Last month, for example, Uefa heralded a £500m year-on-year drop in losses across Europe's top divisions as proof of FFP's restraining influence.
But those concerned about the cementing of the status quo point to this summer's transfer window as a sign of the strongest clubs getting stronger: half of the £1.8bn spent by clubs in Europe's "big five" leagues came from just 10 clubs.
"What my client hopes is that Uefa will be forced to review this rule and go for more proportionate alternatives," said Dupont.
"If you want to improve fair play in Europe, there are many ways you could do it. You could work on the existing territorial pattern, so that big cities in small countries could have a big club. It is not an act of God that there is no big club in Dublin or Luxembourg, this is because of Uefa's rules."
Dupont, by the way, was a legal adviser to the group that tried to move Wimbledon to Dublin in the mid-1990s, and served as a director at Standard Liege, a regional giant but a European minnow, for three years.
"If you have more proportionate alternatives, meaning they do less damage to EU freedoms, you have to go for them," he continued.
"How about a luxury tax? If somebody wants to overspend, you say: 'OK, but the money has to be there at the start of the season, and you have to pay 20% of it to a solidarity fund.' So instead of stopping money coming into the game, you use it better.
"I think it will become obvious there are more reasonable alternatives, and when that happens people will say we tried something but we didn't pick the right choice, let's change it. It will be as simple as that."

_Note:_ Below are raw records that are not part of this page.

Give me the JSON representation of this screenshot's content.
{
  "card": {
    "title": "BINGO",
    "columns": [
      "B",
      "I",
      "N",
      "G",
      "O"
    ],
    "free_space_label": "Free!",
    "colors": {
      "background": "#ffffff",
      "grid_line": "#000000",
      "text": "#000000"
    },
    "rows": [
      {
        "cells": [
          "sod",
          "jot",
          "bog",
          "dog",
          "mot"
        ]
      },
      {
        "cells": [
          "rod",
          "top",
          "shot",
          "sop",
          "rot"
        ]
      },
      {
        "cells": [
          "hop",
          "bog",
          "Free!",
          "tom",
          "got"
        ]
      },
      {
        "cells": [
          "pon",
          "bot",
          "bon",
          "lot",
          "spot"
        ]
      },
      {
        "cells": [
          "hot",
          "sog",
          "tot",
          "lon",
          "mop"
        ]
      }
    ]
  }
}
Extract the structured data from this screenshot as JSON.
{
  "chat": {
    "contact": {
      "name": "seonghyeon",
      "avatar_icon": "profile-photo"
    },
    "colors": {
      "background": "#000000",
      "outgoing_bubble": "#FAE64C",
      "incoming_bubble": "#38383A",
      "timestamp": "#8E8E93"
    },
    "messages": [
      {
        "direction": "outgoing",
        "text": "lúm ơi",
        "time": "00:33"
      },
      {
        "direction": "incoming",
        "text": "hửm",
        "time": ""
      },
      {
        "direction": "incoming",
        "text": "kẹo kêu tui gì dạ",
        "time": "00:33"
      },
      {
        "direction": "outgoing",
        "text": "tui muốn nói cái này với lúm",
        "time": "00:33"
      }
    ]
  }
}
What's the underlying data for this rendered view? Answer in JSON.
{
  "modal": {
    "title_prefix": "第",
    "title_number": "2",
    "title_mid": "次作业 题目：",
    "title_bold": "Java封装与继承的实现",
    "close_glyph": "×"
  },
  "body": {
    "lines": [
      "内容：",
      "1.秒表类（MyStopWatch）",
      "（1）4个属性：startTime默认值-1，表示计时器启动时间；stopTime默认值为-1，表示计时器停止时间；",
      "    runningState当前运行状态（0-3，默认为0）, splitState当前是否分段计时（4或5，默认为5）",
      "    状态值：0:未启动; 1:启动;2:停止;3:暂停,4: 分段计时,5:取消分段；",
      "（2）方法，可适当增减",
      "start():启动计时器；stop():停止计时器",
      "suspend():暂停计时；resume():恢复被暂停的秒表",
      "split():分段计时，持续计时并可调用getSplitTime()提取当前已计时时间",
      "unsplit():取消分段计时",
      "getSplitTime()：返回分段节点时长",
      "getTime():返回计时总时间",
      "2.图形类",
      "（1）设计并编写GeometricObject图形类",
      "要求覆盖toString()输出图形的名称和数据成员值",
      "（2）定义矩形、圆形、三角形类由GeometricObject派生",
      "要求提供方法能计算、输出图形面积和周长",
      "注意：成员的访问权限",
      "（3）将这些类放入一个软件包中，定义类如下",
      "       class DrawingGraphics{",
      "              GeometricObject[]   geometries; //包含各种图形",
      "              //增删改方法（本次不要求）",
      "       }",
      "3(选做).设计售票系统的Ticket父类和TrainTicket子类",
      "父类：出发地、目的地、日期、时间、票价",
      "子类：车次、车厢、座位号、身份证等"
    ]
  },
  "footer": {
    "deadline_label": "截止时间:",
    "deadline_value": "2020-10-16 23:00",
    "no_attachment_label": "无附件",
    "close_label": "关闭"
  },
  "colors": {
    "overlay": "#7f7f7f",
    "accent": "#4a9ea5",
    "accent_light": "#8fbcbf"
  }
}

Having filed a complaint with the EC in May, Dupont and Striani take the first steps in their civil case on Thursday. It will be a short hearing to set a schedule but one thing is certain: it will not be simple. Revolutions rarely are.